- [Task statement] If a line of the material holds the string "数量限定", it counts; report the number of such lines alone.

- [Records to process]
════════════════════

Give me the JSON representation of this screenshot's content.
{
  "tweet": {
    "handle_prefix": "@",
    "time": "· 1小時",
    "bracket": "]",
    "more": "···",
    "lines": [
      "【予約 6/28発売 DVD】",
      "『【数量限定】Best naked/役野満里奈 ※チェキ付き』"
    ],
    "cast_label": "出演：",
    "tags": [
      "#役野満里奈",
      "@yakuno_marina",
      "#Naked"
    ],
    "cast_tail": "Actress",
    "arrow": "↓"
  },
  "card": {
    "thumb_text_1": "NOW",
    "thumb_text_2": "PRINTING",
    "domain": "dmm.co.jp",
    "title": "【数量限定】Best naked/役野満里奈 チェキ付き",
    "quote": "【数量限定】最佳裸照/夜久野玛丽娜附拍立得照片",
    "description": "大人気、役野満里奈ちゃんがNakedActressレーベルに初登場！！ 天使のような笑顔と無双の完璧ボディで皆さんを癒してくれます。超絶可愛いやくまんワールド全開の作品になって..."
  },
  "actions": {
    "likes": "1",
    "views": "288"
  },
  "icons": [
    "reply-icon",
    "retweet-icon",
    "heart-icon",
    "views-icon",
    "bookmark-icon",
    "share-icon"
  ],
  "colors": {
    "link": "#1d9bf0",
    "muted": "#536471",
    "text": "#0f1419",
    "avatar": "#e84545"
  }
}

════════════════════

- [Expected output] 3